Recently, the University of Twente joined forces with the University of Curacao and Saxion University of Applied sciences to do research with regard to the effectiveness and quality of the communications and alert systems in the Dutch Caribbean.
The research, which was commissioned by the Dutch Scientific Research and Documentation Centre (WODC), was completed just before hurricanes Irma and Maria hit the Caribbean. The main conclusion of the investigation was that the communication systems on the islands of Bonaire, St. Eustatius, and Saba are functioning reasonably well, but that it is not possible to guarantee proper communications in all areas and under all possible circumstances. Disasters and other crises might give rise to issues within the operational communication and information exchange.
Researchers from the University of Curacao visited all locations within the Dutch Caribbean, where they interviewed a wide range of stakeholders and investigated the current state of affairs. The research focused on the effectiveness and the quality of all available means of communication, such as emergency numbers, mobile phones, land lines, walkie-talkies, two-way radios, marine radios, satellite resources, television, radio, and social media. The concepts of effectiveness and quality were further operationalised in terms of coverage, range, accessibility, reliability, availability, back-up facilities, and capacity.
In terms of accessibility and reliability, for instance, several emergency services indicated that their equipment and devices are (partially) outdated. There are also concerns regarding the level of maintenance, whether or not towers and back-up facilities are hurricane-proof, and the total amount of time that the emergency power supply should be able to keep key sites going. The vulnerabilities that were found do not solely pertain to technical matters but are often closely related to the geographical conditions and the overall small-scale nature of the islands. In addition, there are dilemmas when it comes to decision-making, such as weighing the telecommunications sector’s economic interests against safeguarding the population’s safety interests.
The report provides a number of practical solutions, as well as ten specific recommendations that will benefit the effectiveness of the communication systems in the Dutch Caribbean.
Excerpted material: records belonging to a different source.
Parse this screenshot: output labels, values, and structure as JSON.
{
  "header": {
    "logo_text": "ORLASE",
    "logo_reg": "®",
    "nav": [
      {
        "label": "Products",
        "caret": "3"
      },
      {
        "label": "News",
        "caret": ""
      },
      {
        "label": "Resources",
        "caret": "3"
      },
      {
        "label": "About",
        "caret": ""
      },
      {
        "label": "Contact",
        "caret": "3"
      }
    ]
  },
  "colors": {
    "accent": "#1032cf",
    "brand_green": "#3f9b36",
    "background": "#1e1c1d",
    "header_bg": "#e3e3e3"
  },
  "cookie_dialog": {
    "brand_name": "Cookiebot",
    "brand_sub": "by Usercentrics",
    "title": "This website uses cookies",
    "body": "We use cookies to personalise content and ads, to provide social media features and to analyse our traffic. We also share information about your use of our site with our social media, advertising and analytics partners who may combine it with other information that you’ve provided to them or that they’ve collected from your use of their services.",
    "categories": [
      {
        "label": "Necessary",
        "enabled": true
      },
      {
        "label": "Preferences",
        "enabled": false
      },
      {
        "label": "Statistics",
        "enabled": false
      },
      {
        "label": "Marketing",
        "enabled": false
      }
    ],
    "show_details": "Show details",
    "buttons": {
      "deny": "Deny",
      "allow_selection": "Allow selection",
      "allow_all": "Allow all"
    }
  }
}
There are several technical measures that can be implemented in the short term, while other actions will require more time and coordination. Irna van der Molen (University of Twente): “There are certain key moments that are well suited for thoroughly investigating the additional measures needed to further ensure the population’s safety interests. Examples are reviews and adjustments (for example with agreements), renewals (of concessions, permits, and the like), recalibrations of laws and regulations, when other measures are implemented, and after disasters such as hurricanes Irma and Maria.”